Life Insurance Needs by the Decade

A large percentage of Americans are either uninsured or under-insured for life insurance. Employers that offer voluntary life insurance offer their employees a way toward a more secure financial future.

Americans bought $1.881 billion worth of voluntary life insurance in 2013, an increase of 22 percent over 2012. Still, a large percentage of Americans are either uninsured or underinsured for life insurance.

Who Needs Life Insurance and Why?

The Millennial Generation: A survey by The Hartford found that members of the millennial generation—generally defined as those born in the 1980s to the early 2000s—consider adulthood as beginning when they find their first “real” job (51 percent) and begin to make their own financial decisions (50 percent).

Although these cash-strapped young adults might not have dependents who rely on their salary, many have substantial debt from college loans. The United States Department of Education, which oversees federal student loans, will discharge (forgive) a student loan if the borrower dies or becomes totally and permanently disabled and unable to work at all due to mental or physical disability. It will also forgive parent PLUS loans due to the student’s death or disability, or the parent’s death. Private lenders have no such guidelines, so if something happens to these young adults, their next of kin could become liable for their student loan debt. Although some private lenders have compassionate review procedures, policies vary from bank to bank.

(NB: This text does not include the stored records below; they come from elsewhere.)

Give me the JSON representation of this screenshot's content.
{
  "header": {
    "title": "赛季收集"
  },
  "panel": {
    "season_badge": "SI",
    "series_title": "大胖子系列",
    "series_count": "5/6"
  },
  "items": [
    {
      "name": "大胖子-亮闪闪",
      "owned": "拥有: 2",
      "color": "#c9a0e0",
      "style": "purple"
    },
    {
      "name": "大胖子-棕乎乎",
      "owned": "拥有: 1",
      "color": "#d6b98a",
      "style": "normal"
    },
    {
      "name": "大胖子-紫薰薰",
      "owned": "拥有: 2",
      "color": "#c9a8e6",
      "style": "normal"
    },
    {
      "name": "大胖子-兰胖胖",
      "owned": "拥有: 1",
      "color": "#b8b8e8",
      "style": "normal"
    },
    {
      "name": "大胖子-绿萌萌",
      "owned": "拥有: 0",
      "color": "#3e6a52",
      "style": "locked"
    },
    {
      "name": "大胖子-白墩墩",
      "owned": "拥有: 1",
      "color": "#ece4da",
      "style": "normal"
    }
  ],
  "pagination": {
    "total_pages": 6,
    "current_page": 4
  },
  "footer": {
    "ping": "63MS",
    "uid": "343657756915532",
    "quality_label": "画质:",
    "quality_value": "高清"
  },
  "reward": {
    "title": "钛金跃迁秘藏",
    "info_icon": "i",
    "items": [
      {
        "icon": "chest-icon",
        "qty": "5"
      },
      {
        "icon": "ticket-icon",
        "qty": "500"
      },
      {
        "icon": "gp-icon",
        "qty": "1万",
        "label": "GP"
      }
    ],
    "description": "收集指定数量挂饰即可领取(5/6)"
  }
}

Voluntary term life insurance—which costs very little for a young, healthy adult—can protect a borrower’s family until the student loans are paid off.

Generation X: Most members of Generation X—the generation after the Baby Boomers—are now in their early 30s to early 50s. During these peak earning years, many also take on additional financial obligations, including spouses, children, mortgages and car loans. Many in this generation lack the life insurance protection they need to pay off their debts and help their families maintain their lifestyles if something should happen to an income earner.

In addition to the obligations listed above, members of this generation should consider the following when calculating their life insurance needs: private school and college tuition expenses, additional medical and care expenses for special needs children, possibility of deteriorating health (and insurability) later in life. For some Gen Xers, particularly those who lack employer-provided retirement plans and who lack the discipline to save, this could be the appropriate time to buy a whole-life policy. With time, a whole life policy builds a savings fund, which insureds can borrow against or withdraw for any reason, such as paying a child’s college tuition or funding retirement expenses.

Baby Boomers: The generation that promised to change the world is at least changing the world of retirement. Although the oldest boomers are now 68 and eligible for Social Security, many have opted to stay in the workforce past the traditional retirement age of 65. Because many members of this generation lost significant savings and home equity during the Great Recession, they might have too much debt to comfortably enter retirement. Life insurance can ensure a surviving spouse can pay off debts and maintain his/her lifestyle.

Many boomers find themselves the “sandwich generation”—supporting their teen and young adult children and simultaneously caring for elderly parents. The extra responsibilities these mature adults face make having adequate life insurance particularly important. Increases in longevity have made term life insurance surprisingly affordable for healthy older adults. When calculating their life insurance needs, these individuals should consider how long their family obligations will last, their debt, and the possibility of future declines in health and insurability.

The Benefits of Voluntary Insurance Plans

When you offer voluntary life insurance to your employees, they can choose the type and amount of coverage that meets their needs and budget. Voluntary life is optional and completely employee-paid, so the employer has no direct out-of-pocket costs. Other advantages of voluntary life include:

  • Paid-up life insurance. While most group life insurance terminates at retirement, voluntary plans can provide continuing benefits, and policies that are paid up provide coverage with no additional premiums.
  • Portable benefits. Voluntary plans allow employees to retain their coverage at the same rates if they leave the company, with billing handled directly between the insurance carrier and the individual.
  • No medical questions. Coverage up to a specified amount is guaranteed, even for employees or dependents with health problems, with additional coverage available on a simplified basis.
  • Extra resources. Voluntary life insurance policies can provide access to additional money for retirement income, college costs and emergency funds.

We can work with your employees to help them determine what type of coverage and how much is best for their needs, then handle enrollment and administration. For more information, please contact us.